· Tunander is co-organizing a larger Chinese-Nordic Peace Research Conference taking place in Beijing in 7-9 April 2008 to broaden the dialogue between Nordic and Chinese scholars of international relations. The conference is co-organized by the China Institute of International Studies (CIIS) in Beijing.
· Tunander organized a Chinese-Nordic roundtable conference at Lysebu in Oslo 23-25 March 2007 with diplomats, scholars and President Ma Zhengang of the China Institute of International Studies and with directors and scholars of the Nordic institutes of international affairs and peace research. Among the participants were also Feng Zhongping, Professor & Director for European Studies, China Institute of Contemporary International relations (CICIR); Lu Luhua, Director Department of Policy Planning, Ministry of Foreign Affairs of China; Zhang Tiejun, Acting Director, Department for the European Studies, Shanghai Institute for International Studies (SIIS), and Xing Hua, Director of the Center for EU Studies and Senior Research Fellow, China Institute of International Studies (CIIS). Ma Zhengang is a former Chinese Ambassador to London and former head of the North-America Division in the Chinese Ministry of Foreign Affairs.

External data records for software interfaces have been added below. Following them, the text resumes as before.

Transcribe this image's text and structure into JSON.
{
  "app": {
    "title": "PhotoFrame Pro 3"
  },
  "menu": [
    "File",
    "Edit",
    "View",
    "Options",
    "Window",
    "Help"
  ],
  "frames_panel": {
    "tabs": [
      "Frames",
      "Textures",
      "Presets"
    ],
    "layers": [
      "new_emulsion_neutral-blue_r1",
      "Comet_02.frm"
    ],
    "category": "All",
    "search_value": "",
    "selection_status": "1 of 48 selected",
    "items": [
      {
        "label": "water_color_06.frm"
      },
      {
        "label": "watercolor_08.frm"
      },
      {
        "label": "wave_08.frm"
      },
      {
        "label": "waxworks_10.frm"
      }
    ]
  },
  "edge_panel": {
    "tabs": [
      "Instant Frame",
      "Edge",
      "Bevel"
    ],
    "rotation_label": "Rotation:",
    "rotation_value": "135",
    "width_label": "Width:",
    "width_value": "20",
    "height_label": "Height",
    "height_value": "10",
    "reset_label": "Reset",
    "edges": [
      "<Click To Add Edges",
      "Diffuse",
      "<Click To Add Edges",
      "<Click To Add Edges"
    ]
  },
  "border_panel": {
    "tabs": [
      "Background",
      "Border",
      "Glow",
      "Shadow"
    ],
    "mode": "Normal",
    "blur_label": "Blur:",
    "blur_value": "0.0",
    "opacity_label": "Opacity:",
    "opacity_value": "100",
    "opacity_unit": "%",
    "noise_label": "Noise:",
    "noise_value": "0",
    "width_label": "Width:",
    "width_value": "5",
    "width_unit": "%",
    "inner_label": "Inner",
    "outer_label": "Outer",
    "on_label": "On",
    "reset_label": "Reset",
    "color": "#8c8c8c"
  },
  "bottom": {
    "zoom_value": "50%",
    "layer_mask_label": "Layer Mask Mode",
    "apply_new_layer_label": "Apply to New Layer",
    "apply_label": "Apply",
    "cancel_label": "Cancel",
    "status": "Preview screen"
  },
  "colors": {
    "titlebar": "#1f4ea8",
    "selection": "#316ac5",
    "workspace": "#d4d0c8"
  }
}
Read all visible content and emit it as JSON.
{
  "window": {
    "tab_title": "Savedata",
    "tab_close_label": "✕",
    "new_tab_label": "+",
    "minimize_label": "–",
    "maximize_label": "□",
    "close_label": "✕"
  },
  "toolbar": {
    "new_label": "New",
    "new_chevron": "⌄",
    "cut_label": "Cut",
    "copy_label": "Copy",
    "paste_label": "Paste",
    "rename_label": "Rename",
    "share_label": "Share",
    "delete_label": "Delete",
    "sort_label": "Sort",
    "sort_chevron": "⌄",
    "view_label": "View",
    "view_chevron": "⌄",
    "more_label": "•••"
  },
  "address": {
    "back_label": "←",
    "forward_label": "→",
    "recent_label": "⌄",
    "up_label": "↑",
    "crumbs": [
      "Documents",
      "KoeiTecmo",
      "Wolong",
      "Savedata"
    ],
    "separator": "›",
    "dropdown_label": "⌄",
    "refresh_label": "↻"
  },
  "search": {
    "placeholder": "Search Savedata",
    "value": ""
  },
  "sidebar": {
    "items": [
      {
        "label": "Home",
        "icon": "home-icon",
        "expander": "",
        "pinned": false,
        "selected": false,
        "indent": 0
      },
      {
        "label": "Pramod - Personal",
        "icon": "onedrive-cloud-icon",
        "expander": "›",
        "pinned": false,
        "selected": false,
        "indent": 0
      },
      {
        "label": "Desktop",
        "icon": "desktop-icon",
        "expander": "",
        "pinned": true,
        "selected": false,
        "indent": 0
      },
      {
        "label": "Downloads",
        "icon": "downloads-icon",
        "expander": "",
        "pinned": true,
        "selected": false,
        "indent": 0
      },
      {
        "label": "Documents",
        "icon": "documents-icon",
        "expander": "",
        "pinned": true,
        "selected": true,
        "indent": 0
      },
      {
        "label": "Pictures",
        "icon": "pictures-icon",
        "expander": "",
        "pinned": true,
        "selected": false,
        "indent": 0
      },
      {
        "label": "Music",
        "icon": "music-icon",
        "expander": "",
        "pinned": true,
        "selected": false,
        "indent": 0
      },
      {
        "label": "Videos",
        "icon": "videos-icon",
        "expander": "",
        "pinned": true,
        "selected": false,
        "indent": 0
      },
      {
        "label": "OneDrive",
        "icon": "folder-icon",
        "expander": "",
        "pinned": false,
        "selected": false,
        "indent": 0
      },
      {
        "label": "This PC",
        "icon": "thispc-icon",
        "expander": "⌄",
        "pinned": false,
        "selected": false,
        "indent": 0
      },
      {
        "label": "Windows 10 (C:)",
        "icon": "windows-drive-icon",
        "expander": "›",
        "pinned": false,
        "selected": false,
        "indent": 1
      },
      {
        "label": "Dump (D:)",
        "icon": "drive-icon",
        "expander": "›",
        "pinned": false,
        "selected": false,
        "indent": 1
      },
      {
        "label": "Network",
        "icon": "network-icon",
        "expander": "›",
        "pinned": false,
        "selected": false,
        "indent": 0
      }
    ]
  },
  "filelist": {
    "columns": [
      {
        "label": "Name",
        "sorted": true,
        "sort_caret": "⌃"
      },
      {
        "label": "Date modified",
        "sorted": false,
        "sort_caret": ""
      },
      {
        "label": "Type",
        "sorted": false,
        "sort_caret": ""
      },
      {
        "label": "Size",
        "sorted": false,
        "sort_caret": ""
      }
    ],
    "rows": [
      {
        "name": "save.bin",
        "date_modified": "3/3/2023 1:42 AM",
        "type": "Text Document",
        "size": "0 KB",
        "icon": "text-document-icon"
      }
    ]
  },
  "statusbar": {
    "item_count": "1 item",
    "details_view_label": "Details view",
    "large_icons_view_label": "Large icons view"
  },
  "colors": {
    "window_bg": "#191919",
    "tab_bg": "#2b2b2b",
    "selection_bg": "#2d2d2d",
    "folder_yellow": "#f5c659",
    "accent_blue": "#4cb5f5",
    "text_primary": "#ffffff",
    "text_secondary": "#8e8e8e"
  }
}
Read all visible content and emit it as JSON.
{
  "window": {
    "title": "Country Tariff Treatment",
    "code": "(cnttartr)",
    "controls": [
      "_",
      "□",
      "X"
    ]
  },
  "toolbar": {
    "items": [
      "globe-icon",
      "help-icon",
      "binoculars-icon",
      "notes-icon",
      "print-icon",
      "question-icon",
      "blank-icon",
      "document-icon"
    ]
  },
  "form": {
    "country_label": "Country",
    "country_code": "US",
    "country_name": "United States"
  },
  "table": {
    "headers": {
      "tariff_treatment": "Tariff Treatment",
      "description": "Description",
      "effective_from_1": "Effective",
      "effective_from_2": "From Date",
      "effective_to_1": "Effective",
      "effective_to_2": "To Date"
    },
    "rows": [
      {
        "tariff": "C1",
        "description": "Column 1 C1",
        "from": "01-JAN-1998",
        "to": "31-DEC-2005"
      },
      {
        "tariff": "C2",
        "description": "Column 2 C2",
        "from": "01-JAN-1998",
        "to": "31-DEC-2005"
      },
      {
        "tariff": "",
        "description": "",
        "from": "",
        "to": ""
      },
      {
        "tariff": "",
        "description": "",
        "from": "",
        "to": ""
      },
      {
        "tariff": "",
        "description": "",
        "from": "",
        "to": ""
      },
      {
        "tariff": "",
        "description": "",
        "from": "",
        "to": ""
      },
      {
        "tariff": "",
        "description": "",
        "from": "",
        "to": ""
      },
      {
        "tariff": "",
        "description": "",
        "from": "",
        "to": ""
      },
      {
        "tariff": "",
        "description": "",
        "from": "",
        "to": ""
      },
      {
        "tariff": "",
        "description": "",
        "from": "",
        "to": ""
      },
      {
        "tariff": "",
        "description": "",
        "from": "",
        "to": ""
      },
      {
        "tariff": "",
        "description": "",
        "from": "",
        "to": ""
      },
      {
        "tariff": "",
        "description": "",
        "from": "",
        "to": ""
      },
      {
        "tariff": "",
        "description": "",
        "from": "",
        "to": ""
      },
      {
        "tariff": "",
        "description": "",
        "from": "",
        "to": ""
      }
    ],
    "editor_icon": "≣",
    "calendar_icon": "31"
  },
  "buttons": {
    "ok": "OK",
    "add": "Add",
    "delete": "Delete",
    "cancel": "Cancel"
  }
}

Among the Nordic participants were Alyson Bailes, Director, Stockholm International Peace Research Institute (SIPRI) and former British Ambassador to Finland; Sverre Lodgaard, Director, Norwegian Institute of International Affairs (NUPI), former Director United Nation’s Institute for Disarmament Research, former Director International Peace Research Institute Oslo (PRIO); Tomas Ries, Director, Swedish Institute of International Affairs (SIIA); Stein Tønnesson, Director, International Peace Research Institute Oslo (PRIO); Kari Möttölä, Professor and Special Advisor for the Department of Policy Planning, Finnish Ministry for Foreign Affairs, former Director for the Finnish Institute of International Affairs; Svend Aage Christensen, Senior Researcher and former Director Department of Analysis, Danish Institute of International Affairs and former Director of Danish Commission on Security and Disarmament.
· Tunander made a presentation on the ‘US Strategy for a New World Order’ at the First International Forum of the China Association for Military Science in Beijing 23-24 October 2006. At this conference, there were a large number of Chinese generals and colonels as well as representatives from US Naval War College, Rand and US Army War College, and senior officers and scholars from various Asian countries (Russia, India, Pakistan, Bangladesh, South Korea, Japan, the Philippines and Singapore) and from European countries like the UK, France and Sweden.
Book Chapter in 亚 太 地 区 的 和 平 发 展 与 地 区 安 全
Book Chapter in Peaceful Development and Security in the Asia-Pacific Region